As I write this blog post I am on my way to a conference for my day job. This is a good example of how my work and MS life are intertwined. I am often “robbing Peter to pay Paul” timewise, energy-wise and pain-wise.
The truth is, most people have to work, there are very few of us who have the resources to pack it all in and retire at 30 or 40. For people with MS, I think most of us plan (and hope) to work for as long as we can. Of course as illness progresses, this choice can be taken away from us. I am writing this post from the fortunate position of still being well enough to work,.
I’ve blogged about my MS Fears before. One of the things I am afraid of is having to stop working. I’ve been working in the same company for more than a decade and have built a solid career for myself. I work hard, I enjoy what I do and I am part of a great team of people. Giving up work would have a massive impact on my household financially, but it would also take away my independence and part of my social life too.

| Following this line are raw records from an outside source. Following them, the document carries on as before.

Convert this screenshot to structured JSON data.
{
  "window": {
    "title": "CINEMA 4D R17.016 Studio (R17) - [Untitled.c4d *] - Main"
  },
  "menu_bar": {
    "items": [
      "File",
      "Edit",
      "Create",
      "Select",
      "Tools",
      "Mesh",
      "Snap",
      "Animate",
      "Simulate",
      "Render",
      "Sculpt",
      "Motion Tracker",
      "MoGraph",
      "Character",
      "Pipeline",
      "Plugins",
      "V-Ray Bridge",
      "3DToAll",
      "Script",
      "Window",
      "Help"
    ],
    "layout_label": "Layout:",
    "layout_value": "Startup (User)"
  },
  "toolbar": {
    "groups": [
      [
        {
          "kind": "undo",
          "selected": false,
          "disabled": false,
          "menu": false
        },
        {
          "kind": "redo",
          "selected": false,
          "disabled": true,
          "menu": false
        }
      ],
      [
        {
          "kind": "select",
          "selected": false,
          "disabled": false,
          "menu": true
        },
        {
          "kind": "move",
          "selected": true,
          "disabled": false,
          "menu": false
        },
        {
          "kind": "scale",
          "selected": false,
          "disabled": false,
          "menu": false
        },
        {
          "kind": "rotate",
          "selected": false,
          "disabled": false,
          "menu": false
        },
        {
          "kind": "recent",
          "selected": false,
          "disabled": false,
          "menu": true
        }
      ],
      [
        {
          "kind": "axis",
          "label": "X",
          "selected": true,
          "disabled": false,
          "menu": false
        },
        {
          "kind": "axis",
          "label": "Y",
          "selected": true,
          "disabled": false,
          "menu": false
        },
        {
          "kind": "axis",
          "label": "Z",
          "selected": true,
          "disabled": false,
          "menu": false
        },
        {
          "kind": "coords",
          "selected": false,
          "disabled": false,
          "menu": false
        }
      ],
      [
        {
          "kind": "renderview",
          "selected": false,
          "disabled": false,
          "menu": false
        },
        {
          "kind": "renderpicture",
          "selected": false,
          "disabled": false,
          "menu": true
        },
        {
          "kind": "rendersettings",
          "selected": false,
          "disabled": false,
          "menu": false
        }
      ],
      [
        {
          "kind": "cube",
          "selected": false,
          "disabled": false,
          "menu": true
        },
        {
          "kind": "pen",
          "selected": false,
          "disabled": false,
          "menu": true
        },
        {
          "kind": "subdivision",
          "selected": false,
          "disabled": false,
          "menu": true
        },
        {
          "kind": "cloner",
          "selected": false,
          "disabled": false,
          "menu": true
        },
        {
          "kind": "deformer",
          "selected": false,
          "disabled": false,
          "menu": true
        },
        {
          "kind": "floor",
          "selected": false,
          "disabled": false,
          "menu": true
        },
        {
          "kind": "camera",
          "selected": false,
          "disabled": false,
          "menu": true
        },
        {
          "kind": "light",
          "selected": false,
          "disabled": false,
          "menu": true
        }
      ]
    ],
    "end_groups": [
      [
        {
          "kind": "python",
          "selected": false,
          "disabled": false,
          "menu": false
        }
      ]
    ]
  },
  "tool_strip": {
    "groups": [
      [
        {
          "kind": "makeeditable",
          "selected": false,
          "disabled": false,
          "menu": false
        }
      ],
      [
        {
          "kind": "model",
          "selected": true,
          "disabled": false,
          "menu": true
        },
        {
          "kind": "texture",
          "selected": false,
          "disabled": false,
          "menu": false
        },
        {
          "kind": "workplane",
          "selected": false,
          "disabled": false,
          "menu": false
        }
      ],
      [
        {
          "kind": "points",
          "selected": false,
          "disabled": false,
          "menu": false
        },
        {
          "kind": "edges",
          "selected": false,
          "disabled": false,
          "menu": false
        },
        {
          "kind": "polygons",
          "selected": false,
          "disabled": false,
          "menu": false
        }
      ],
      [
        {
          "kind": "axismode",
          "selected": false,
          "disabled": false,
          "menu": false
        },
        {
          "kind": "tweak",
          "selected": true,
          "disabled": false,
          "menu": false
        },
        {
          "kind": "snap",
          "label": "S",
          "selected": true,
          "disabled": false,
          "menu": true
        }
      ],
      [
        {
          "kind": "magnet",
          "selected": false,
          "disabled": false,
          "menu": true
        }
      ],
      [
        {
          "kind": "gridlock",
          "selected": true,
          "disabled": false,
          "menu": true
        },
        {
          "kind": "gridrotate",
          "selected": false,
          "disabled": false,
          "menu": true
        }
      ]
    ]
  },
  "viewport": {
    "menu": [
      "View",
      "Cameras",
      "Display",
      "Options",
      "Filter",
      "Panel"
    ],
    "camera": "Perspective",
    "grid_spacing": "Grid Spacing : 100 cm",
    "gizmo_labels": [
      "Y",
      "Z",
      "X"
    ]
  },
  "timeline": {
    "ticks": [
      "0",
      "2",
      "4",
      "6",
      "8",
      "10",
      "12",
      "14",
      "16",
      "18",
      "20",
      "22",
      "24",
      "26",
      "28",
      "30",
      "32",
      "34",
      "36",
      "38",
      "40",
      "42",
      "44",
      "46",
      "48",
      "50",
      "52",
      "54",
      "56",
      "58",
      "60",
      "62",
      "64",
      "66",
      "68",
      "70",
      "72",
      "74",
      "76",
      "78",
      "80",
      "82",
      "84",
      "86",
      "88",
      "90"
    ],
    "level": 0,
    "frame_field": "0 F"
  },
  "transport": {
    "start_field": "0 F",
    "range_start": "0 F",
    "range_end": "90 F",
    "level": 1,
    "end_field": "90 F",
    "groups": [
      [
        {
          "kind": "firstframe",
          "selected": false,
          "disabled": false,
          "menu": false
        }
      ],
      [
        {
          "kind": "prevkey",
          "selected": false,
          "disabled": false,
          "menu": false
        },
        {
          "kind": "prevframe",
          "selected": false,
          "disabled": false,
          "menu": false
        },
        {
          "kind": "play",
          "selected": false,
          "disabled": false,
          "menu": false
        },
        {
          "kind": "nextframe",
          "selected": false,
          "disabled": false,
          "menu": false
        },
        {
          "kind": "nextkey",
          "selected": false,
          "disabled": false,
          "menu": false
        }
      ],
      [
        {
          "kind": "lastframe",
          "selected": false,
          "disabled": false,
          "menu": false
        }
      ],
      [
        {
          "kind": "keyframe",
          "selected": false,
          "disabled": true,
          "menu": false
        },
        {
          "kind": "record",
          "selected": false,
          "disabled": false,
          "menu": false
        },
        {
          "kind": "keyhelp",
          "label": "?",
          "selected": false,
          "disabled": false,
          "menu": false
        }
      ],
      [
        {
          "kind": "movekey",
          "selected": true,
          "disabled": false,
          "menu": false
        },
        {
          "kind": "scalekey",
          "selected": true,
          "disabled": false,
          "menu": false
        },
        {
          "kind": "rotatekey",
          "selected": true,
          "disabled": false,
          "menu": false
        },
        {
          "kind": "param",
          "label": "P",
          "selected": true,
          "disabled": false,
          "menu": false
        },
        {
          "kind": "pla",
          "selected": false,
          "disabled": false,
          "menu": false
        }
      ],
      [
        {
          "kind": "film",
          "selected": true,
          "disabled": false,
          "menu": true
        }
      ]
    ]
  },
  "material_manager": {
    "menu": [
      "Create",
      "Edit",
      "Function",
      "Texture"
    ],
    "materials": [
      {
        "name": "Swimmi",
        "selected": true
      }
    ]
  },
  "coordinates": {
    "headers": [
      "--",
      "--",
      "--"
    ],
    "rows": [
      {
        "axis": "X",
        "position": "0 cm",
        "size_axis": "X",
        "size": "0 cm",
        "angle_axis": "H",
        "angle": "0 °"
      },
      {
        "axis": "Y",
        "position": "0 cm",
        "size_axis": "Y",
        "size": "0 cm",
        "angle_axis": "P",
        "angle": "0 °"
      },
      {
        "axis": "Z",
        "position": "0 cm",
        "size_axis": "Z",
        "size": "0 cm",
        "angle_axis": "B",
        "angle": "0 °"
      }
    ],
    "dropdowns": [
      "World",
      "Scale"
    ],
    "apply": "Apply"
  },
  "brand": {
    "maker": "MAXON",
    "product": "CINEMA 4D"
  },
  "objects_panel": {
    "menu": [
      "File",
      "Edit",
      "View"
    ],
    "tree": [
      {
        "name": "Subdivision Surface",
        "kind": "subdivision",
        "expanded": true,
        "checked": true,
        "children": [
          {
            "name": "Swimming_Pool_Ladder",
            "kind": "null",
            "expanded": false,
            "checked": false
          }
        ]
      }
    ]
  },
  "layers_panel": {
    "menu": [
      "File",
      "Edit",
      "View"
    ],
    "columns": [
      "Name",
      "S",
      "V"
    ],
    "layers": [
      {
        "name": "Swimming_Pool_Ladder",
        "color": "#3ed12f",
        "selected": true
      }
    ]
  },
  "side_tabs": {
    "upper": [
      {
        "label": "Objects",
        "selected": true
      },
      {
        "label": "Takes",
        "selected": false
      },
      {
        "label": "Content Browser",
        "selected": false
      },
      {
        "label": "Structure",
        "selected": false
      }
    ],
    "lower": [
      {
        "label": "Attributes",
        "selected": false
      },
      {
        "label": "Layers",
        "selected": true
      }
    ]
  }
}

I’ve had to make some adjustments over the years and I’ve occasionally had to ask work to accommodate me where possible, and reasonable, to do so. Because I was diagnosed while working here, my colleagues have known about my MS as long as I have. I think that has helped. I didn’t have to tell them about it, it just became part of me and my life. I understand why others might feel that they can’t or don’t want to disclose their MS to their workplace. It’s a very personal choice to make. For me it would have been an extra layer of pressure to deal with, so I am glad they all know. Plus I am a blabber mouth and have blogs all over the place. It’s not exactly something I can hide at this stage!
In 2016 MS Ireland launched a set of Employment Resources to support people with MS and their employers. I encourage people to have a read through them, particularly if you are considering disclosing your MS at work. There are some great tips from others with MS as well as practical advice on what you can reasonably expect from your employer (and what an employer can do in terms of reasonable accommodation for a member of staff with MS).
I also think it’s great to highlight that so many of us are working away in our chosen jobs. MS doesn’t always mean the end of life as we know it. I plan to still be here in the next 10 years, hitting the snooze button for “just 2 more minutes” and dashing about the place trying to juggle work, home and other commitments. I’m determined to try, for as long as possible!
Links to Employment resources: